• [Goal of the exercise]
Your result should be the lines holding the word "number", copied from the entries below.

• [Information provided]
'''
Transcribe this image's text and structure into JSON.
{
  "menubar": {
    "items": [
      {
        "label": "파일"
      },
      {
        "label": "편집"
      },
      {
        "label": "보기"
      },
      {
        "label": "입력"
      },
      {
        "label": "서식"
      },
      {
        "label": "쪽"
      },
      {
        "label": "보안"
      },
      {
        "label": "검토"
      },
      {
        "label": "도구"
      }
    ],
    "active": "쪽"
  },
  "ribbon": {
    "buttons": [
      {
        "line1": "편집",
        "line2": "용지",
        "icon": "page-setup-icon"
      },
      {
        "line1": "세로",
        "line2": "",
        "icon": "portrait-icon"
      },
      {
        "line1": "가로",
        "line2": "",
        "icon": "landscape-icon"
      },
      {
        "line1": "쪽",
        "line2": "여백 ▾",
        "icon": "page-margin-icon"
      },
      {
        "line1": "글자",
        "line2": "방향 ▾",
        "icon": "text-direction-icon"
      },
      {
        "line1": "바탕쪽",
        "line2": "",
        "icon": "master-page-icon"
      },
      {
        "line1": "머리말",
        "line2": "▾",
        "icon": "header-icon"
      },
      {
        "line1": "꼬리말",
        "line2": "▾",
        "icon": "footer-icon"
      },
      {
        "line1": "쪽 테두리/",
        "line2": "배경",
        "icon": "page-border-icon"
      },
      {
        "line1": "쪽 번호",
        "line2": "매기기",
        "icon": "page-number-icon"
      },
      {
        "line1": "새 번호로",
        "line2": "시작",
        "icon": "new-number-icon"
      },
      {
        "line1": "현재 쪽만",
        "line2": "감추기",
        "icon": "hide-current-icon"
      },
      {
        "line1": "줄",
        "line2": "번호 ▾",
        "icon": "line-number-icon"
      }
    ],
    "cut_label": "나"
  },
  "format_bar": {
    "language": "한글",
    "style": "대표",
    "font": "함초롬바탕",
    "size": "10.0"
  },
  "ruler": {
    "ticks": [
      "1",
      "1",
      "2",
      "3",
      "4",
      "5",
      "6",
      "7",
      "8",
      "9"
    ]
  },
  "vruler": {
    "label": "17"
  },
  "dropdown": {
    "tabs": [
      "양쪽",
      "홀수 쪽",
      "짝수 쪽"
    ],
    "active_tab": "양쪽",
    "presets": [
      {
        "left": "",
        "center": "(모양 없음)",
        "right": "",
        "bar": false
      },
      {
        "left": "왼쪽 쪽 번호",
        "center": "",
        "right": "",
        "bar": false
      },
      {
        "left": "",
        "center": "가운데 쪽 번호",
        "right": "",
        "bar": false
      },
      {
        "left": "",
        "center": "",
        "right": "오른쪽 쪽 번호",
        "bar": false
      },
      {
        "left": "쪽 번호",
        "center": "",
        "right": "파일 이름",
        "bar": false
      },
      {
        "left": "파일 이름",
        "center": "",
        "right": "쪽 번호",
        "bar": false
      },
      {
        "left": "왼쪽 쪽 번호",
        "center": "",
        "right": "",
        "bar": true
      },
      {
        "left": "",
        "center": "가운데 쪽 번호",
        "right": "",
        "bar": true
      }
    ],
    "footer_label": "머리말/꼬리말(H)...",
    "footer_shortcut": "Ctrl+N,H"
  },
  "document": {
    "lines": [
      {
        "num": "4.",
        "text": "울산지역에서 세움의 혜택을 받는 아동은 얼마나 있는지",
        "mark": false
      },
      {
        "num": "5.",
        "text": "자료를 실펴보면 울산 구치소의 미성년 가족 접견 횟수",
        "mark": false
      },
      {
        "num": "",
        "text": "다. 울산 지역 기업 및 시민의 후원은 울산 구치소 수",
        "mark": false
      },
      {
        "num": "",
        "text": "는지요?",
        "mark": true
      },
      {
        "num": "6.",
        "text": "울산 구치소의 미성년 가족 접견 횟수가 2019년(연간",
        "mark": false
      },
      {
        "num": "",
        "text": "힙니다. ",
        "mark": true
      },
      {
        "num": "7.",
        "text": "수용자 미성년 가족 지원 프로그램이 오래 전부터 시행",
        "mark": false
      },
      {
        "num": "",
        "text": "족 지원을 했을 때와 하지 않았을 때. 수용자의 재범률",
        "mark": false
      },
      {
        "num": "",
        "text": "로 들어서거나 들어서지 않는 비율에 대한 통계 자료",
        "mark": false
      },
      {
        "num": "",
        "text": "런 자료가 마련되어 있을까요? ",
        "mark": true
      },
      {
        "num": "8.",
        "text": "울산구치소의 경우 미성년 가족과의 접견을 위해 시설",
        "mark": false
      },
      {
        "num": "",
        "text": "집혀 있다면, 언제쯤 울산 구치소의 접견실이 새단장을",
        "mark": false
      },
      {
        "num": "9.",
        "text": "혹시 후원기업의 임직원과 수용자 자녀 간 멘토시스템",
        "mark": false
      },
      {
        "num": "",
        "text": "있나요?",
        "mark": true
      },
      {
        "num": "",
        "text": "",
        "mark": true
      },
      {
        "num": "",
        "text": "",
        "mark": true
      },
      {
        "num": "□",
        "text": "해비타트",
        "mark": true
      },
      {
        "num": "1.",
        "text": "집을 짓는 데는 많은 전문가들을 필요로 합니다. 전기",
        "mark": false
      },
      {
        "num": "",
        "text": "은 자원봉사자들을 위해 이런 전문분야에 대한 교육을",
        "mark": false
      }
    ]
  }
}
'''
• [Solution to this exercise]
        "icon": "page-number-icon"
        "icon": "new-number-icon"
        "icon": "line-number-icon"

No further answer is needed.